- Problem details -
All of the entries below are to be copied word for word.

[Extracted records]
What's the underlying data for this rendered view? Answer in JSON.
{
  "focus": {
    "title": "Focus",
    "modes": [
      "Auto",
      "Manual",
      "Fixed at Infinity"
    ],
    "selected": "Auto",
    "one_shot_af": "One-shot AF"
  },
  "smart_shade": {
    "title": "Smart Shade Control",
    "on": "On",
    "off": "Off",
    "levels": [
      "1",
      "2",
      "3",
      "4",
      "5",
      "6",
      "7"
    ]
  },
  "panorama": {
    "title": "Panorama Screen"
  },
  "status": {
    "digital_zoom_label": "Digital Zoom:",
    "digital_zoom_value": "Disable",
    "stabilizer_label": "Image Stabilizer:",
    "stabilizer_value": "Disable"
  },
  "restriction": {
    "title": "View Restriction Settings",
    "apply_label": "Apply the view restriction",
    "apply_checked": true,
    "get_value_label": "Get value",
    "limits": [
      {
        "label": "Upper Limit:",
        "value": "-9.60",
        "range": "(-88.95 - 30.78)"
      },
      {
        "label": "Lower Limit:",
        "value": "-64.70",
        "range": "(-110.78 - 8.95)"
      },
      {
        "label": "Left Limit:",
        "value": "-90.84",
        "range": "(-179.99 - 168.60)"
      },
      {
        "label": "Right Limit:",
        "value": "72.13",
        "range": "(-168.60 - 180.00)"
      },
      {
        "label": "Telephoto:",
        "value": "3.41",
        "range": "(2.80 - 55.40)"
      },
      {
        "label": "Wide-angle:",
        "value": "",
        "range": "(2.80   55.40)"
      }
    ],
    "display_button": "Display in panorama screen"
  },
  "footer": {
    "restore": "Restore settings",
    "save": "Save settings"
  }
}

- Problem solution -
What's the underlying data for this rendered view? Answer in JSON.
{
  "focus": {
    "title": "Focus",
    "modes": [
      "Auto",
      "Manual",
      "Fixed at Infinity"
    ],
    "selected": "Auto",
    "one_shot_af": "One-shot AF"
  },
  "smart_shade": {
    "title": "Smart Shade Control",
    "on": "On",
    "off": "Off",
    "levels": [
      "1",
      "2",
      "3",
      "4",
      "5",
      "6",
      "7"
    ]
  },
  "panorama": {
    "title": "Panorama Screen"
  },
  "status": {
    "digital_zoom_label": "Digital Zoom:",
    "digital_zoom_value": "Disable",
    "stabilizer_label": "Image Stabilizer:",
    "stabilizer_value": "Disable"
  },
  "restriction": {
    "title": "View Restriction Settings",
    "apply_label": "Apply the view restriction",
    "apply_checked": true,
    "get_value_label": "Get value",
    "limits": [
      {
        "label": "Upper Limit:",
        "value": "-9.60",
        "range": "(-88.95 - 30.78)"
      },
      {
        "label": "Lower Limit:",
        "value": "-64.70",
        "range": "(-110.78 - 8.95)"
      },
      {
        "label": "Left Limit:",
        "value": "-90.84",
        "range": "(-179.99 - 168.60)"
      },
      {
        "label": "Right Limit:",
        "value": "72.13",
        "range": "(-168.60 - 180.00)"
      },
      {
        "label": "Telephoto:",
        "value": "3.41",
        "range": "(2.80 - 55.40)"
      },
      {
        "label": "Wide-angle:",
        "value": "",
        "range": "(2.80   55.40)"
      }
    ],
    "display_button": "Display in panorama screen"
  },
  "footer": {
    "restore": "Restore settings",
    "save": "Save settings"
  }
}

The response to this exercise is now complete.